*Material provided:*
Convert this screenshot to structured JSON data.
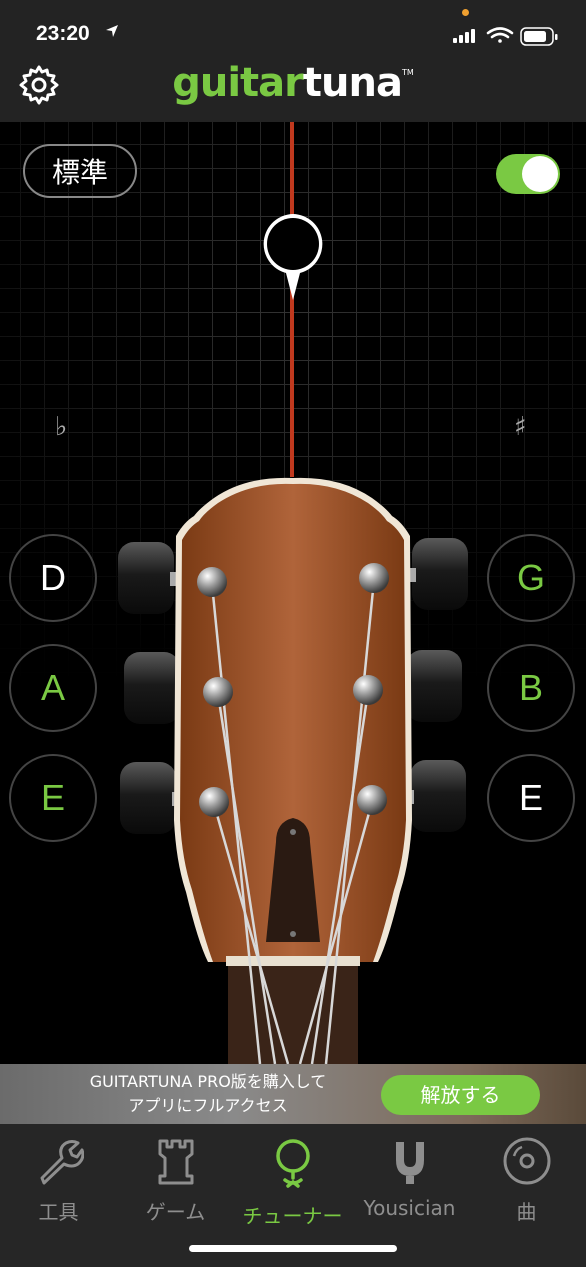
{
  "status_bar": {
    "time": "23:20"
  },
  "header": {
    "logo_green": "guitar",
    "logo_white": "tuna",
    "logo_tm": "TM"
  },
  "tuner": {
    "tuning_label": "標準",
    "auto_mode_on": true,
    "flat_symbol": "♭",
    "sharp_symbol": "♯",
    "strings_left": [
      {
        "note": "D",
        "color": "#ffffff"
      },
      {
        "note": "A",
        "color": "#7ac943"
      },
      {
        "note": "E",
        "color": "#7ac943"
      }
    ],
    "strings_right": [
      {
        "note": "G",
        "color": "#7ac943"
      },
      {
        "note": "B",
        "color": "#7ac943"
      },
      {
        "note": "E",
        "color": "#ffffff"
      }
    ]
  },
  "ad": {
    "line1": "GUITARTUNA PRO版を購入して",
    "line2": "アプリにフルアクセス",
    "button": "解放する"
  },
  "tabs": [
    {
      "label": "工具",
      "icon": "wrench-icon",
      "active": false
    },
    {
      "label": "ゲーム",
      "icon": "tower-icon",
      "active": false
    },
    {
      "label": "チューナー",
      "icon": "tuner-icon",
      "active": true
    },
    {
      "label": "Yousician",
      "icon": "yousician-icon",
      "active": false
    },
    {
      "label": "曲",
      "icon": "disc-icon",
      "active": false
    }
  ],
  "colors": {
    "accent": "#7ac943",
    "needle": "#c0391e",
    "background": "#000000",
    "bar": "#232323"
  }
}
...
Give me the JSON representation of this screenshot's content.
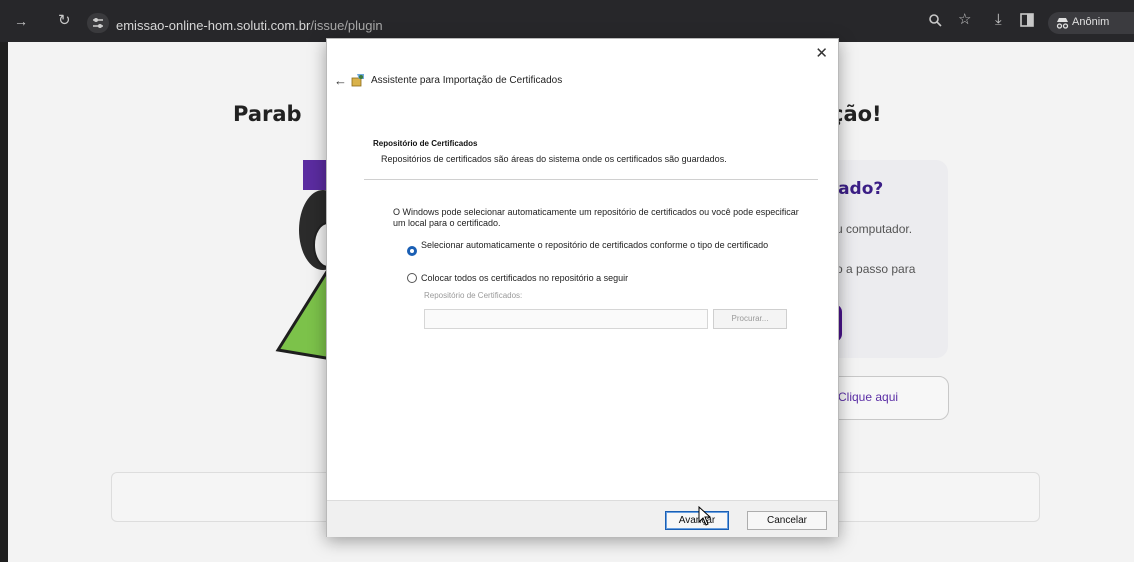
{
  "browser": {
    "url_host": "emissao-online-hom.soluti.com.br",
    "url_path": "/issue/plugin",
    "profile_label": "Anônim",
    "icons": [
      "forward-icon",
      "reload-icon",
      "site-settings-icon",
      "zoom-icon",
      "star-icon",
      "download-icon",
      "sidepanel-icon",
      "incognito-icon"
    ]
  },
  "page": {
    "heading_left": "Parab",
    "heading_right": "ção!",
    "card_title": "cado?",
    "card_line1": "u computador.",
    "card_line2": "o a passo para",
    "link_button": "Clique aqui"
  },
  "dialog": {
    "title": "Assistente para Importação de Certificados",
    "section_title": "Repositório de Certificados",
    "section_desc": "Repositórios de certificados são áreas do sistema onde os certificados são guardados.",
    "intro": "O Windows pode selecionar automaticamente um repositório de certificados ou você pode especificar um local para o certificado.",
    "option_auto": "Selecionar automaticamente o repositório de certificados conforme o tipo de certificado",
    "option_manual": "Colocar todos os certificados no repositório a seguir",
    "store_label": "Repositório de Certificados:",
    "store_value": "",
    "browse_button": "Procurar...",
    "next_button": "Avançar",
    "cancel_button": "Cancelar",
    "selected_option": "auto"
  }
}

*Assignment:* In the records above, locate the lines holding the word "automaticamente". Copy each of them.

*Solution:*
    "intro": "O Windows pode selecionar automaticamente um repositório de certificados ou você pode especificar um local para o certificado.",
    "option_auto": "Selecionar automaticamente o repositório de certificados conforme o tipo de certificado",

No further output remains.